The ideal exit strategy for Lomati’S would be to sell to the employees. The model includes empowering employees and treating them with more dignity and respect usually shown to the workers in that industry. Lomati’S employees will be empowered to help customers and resolve issues, to offer little extras that make customers happy and increase gratuities and they will be paid at higher pay than usual. In many circumstances employees can be motived to take over ownership and continue the established business model. An Employee Stock Ownership Plan (ESOP) can lay the groundwork for getting employees invested in the success and future of the business. Finally, selling to employees will allow the current owners to have more say in the direction of the business after the sale is final. For this strategy to be viable, there must be a solid foundation of leadership even when the owner is not involved. (Smith, 2012).

Sell to a third party

The other appealing exit strategy for Lomati’S would be to sell to a third party seller. This strategy may take more time than selling to employees, but it can leave the owner with a substantial amount of capital at the end of the deal. This strategy is like, and normal sale of real estate, with the right buyer and the proper timing, can be a very successful option for all involved parties. The biggest drawback to this method would be that once the business is sold the new owners have absolute control over the business. They are free to change anything and everything to suit their tastes, ideas, and concepts. If this strategy becomes the exit strategy, it is beneficial to use a commercial broker to manage the deal; this will ensure that the owner’s interests are protected while providing a buffer to manage the emotions of relinquishing control of the business that the owner started from a dream.


Table 1

How It Works (Example):

Using the working capital formula and the information above from Figure 1, we can calculate that XYZ Company’s working capital is:
$160,000 – $65,000 = $95,000
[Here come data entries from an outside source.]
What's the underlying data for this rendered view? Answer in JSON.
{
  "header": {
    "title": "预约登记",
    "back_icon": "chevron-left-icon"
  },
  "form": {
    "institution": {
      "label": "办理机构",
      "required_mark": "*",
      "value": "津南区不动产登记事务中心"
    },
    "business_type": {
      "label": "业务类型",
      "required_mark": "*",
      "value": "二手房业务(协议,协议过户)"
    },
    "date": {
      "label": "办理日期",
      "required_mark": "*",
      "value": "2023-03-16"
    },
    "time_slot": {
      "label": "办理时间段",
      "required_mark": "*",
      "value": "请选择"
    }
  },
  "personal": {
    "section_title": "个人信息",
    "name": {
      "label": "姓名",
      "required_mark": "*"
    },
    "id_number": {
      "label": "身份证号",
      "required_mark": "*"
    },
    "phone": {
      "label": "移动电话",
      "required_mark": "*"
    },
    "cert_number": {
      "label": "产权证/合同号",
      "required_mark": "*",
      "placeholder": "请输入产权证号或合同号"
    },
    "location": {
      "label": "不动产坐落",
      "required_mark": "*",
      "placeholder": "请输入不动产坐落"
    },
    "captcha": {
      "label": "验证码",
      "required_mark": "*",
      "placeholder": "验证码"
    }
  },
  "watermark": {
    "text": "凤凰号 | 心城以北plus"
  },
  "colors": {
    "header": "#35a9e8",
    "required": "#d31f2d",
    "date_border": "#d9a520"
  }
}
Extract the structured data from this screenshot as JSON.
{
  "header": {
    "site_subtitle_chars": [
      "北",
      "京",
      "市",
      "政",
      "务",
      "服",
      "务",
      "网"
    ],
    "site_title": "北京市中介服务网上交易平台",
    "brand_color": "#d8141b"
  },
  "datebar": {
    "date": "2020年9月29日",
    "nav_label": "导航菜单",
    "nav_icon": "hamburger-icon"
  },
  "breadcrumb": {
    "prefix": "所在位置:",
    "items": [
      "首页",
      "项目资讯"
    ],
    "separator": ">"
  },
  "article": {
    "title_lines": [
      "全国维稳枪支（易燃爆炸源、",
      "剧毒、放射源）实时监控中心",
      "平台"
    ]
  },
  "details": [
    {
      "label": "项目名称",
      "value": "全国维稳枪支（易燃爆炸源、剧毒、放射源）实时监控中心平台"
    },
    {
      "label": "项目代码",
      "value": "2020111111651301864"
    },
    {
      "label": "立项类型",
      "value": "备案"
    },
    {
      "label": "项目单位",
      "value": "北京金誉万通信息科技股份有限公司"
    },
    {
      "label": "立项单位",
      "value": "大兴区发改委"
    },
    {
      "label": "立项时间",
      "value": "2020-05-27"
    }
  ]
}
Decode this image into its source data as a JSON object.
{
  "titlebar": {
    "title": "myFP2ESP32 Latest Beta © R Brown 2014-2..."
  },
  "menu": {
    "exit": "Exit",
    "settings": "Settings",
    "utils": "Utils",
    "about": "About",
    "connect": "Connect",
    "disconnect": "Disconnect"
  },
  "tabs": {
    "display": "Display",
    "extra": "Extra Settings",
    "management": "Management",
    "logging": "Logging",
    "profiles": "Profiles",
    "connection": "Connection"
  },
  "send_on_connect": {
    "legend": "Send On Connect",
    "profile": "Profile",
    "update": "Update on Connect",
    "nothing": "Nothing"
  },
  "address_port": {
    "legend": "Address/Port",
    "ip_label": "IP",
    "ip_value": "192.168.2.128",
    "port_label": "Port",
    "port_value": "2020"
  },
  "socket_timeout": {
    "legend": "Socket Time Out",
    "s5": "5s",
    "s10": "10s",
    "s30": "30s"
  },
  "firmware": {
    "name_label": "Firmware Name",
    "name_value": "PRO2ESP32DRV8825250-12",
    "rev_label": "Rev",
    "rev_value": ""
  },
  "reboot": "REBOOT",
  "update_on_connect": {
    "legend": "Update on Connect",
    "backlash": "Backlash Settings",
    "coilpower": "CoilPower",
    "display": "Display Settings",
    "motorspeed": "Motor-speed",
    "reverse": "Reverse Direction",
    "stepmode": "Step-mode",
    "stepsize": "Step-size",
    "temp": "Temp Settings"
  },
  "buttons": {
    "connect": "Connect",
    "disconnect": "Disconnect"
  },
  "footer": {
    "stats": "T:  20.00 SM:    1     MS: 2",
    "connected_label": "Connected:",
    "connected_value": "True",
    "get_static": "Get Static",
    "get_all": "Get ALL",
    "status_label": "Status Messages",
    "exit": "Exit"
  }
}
[InvestingAnswers Feature: Financial Statement Analysis For Beginners]


Figure 2: